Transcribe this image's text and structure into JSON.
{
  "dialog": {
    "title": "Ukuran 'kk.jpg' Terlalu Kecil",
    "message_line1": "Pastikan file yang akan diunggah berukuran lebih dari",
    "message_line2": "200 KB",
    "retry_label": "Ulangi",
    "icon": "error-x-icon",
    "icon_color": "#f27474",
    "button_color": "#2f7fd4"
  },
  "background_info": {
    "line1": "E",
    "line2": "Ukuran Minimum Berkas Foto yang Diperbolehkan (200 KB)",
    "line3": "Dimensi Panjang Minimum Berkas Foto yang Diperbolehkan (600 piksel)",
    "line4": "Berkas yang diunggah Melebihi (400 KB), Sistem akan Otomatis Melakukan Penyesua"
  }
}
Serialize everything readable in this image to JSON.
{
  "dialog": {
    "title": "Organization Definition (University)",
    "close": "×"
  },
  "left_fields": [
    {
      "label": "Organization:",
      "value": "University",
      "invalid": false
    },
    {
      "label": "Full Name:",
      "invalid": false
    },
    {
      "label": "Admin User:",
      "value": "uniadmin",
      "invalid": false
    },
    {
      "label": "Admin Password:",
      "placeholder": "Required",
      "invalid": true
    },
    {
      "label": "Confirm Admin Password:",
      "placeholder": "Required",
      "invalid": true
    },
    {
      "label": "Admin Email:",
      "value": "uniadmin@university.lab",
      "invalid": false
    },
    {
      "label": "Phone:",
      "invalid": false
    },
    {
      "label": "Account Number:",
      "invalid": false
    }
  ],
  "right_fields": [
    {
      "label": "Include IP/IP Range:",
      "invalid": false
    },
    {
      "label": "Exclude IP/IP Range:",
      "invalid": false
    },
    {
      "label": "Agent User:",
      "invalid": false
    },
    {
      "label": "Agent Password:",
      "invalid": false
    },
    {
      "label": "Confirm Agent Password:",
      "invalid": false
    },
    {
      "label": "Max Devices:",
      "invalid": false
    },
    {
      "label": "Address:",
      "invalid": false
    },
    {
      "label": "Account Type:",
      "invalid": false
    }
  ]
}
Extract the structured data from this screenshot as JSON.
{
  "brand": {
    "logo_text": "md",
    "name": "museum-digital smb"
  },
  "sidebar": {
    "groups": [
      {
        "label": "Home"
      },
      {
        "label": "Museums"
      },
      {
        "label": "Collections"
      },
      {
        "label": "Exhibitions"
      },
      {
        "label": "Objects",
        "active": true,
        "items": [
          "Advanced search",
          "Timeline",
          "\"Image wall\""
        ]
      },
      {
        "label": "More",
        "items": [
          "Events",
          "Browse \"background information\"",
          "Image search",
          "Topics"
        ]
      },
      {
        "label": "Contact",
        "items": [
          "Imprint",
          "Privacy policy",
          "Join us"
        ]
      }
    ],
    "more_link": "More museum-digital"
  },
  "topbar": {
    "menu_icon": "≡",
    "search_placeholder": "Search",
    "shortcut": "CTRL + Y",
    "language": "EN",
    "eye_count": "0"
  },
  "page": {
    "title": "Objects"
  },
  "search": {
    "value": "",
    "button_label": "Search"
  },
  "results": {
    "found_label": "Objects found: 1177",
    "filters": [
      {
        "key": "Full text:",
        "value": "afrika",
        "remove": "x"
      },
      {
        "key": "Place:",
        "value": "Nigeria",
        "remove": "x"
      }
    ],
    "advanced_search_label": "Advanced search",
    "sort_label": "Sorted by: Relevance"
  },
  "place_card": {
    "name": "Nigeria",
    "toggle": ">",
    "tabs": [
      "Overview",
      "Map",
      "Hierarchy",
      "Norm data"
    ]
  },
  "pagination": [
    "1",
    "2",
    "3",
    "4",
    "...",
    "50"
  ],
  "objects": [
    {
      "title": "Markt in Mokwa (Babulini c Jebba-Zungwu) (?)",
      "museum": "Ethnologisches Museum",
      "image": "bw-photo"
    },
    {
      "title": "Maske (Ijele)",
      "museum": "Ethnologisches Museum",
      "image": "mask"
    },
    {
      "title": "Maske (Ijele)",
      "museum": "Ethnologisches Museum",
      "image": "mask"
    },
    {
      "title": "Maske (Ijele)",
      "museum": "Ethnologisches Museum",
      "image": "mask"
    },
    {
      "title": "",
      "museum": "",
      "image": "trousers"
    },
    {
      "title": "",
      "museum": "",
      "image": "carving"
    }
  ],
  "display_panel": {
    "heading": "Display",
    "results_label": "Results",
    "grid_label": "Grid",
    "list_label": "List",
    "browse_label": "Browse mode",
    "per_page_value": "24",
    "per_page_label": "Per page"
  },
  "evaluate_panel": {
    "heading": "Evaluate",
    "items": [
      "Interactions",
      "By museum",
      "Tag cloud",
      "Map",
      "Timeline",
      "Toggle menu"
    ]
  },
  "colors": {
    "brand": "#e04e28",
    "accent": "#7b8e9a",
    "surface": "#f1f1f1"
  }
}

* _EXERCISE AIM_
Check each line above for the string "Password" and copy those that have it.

* _WRITTEN SOLUTION_
      "label": "Admin Password:",
      "label": "Confirm Admin Password:",
      "label": "Agent Password:",
      "label": "Confirm Agent Password:",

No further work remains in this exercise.